Johann Baptist Homann (March 20, 1664 - July 1, 1724) was the most prominent and prolific map publisher of the 18th century. Homann was born in Oberkammlach, a small town near Kammlach, Bavaria, Germany. As a young man Homann studied in a Jesuit school and nursed ambitions of becoming a Dominican priest before converting to Protestantism in 1687. Following his conversion, Homann moved to Nuremberg and found employment as a notary. Around 1693, Homann briefly relocated to Vienna, where he lived and studied printing and copper plate engraving until 1695. Afterwards he returned to Nuremberg where, in 1702, he founded the commercial publishing firm that would bear his name. In the next five years Homann produced hundreds of maps and developed a distinctive style characterized by heavy detailed engraving, elaborate allegorical cartouche work, and vivid hand color. The Homann firm, due to the lower cost of printing in Germany, was able to undercut the dominant French and Dutch publishing houses while matching the diversity and quality of their output. By 1715 Homann's rising star caught the attention of the Holy Roman Emperor Charles VI, who appointed him Imperial Cartographer. In the same year he was also appointed a member of the Royal Academy of Sciences in Berlin. Homann's prestigious title came with a number of important advantages including access to the most up to date cartographic information as well as the 'Privilege'. The Privilege was a type of early copyright offered to very few by the Holy Roman Emperor. Though not as sophisticated as modern copyright legislation, the Privilege did offer a kind of limited protection for several years. Most all J. B. Homann maps printed between 1715 and 1730 bear the inscription 'Cum Priviligio' or some variation. Following Homann's death in 1724, the management of the firm passed to his son, Johann Christoph Homann (1703 - 1730). J. C. Homann, perhaps realizing that he would not long survive his father, stipulated in his will that the company would be inherited by his two head managers, Johann Georg Ebersberger (1695 - 1760) and Johann Michael Franz (1700 - 1761), and that it would publish only under the name 'Homann Heirs'. This designation, in various forms (Homannsche Heirs, Heritiers de Homann, Lat Homannianos Herod, Homannschen Erben, etc..) appears on maps from about 1731 onwards.
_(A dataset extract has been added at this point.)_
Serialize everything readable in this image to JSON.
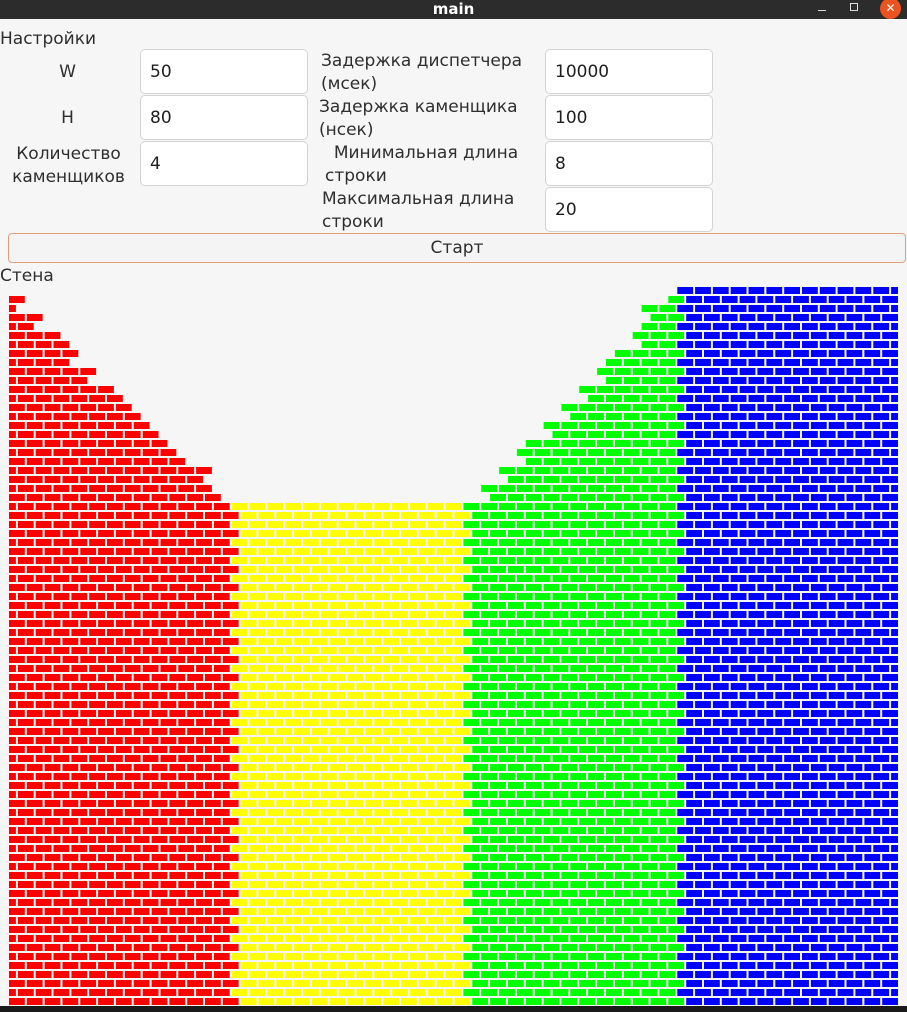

The firm continued to publish maps in ever diminishing quantities until the death of its last owner, Christoph Franz Fembo (1781 - 1848). More by this mapmaker...
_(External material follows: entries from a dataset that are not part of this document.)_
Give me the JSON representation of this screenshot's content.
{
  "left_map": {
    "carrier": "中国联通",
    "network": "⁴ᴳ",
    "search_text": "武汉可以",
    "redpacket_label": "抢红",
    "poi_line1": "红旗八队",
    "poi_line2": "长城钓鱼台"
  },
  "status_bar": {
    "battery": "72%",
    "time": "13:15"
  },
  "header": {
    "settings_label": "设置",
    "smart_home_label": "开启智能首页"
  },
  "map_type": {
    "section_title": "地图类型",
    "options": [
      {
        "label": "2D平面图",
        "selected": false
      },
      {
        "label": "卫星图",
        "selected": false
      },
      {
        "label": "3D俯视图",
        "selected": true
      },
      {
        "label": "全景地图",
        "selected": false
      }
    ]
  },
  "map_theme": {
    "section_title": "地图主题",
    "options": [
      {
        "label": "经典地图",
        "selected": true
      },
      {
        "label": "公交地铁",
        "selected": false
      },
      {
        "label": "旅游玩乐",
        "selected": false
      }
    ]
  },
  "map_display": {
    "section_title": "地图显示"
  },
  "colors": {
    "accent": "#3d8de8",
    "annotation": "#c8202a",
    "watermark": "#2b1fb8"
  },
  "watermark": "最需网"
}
Good. A few minor margin tears reinforced. Some margin wear and discoloration. Closed centerfold spilt, reinforced on verso, extending from bottom about 3 inches into the map.